BEGIN

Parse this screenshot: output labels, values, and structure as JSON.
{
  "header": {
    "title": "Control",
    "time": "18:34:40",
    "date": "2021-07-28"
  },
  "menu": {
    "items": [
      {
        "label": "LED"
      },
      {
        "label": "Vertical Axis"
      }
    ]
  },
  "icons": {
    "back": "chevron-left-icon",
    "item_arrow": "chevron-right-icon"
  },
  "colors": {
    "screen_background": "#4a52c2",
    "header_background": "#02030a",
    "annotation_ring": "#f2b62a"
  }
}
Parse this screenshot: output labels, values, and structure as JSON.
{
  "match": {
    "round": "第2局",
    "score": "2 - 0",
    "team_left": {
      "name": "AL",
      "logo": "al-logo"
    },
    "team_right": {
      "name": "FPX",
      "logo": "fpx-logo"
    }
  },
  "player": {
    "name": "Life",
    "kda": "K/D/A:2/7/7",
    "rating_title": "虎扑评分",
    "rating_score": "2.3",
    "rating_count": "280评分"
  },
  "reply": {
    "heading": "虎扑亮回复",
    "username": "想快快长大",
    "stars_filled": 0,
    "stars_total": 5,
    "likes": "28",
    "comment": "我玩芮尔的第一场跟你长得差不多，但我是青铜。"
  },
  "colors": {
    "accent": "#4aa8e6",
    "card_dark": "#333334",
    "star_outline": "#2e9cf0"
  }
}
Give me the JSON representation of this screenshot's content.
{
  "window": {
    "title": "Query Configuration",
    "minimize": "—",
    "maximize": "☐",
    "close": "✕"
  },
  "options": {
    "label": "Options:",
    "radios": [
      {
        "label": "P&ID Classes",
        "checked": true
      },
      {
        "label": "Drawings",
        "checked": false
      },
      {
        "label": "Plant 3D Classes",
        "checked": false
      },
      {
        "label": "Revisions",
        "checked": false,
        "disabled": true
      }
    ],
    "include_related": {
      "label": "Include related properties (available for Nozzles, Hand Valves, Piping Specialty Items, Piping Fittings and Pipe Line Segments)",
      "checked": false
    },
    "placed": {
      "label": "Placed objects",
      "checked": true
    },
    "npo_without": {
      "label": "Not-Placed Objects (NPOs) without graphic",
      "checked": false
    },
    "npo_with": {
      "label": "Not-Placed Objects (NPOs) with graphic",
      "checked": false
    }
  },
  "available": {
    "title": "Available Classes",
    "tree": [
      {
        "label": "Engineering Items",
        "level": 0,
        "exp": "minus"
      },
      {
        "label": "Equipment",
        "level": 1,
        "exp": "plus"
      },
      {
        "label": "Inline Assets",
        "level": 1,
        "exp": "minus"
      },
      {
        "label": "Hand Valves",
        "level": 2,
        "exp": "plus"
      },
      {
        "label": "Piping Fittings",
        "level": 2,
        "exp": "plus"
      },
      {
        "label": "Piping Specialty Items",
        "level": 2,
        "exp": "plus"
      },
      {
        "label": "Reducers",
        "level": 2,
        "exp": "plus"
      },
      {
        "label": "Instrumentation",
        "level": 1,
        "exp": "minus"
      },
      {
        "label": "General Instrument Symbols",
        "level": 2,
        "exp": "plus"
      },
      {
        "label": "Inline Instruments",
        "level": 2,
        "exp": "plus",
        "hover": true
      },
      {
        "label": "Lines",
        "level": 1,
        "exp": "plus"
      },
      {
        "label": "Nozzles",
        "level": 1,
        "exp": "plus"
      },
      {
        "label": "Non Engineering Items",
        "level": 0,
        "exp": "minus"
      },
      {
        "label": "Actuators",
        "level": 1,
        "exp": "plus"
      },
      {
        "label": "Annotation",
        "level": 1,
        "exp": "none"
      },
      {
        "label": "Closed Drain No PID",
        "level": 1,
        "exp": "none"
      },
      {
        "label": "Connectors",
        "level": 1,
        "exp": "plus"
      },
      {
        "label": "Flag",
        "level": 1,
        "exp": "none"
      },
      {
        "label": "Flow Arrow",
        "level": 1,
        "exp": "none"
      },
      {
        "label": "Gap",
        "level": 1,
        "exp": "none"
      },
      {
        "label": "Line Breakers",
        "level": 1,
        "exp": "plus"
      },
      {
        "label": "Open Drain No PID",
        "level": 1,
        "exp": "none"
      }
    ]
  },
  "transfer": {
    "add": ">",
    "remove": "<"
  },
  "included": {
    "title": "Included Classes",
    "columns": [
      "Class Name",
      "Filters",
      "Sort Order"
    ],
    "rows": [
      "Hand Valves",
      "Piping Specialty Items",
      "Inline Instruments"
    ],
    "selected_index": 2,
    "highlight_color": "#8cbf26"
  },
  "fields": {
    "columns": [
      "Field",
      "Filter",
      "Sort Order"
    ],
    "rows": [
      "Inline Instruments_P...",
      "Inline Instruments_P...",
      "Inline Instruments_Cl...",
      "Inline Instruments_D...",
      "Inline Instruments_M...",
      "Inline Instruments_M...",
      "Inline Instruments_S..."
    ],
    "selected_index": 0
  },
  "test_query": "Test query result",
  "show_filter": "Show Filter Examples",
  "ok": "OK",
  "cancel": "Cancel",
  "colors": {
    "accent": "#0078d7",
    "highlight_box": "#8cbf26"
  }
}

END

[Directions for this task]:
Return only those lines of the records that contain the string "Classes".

[Answer to this problem]:
        "label": "P&ID Classes",
        "label": "Plant 3D Classes",
    "title": "Available Classes",
    "title": "Included Classes",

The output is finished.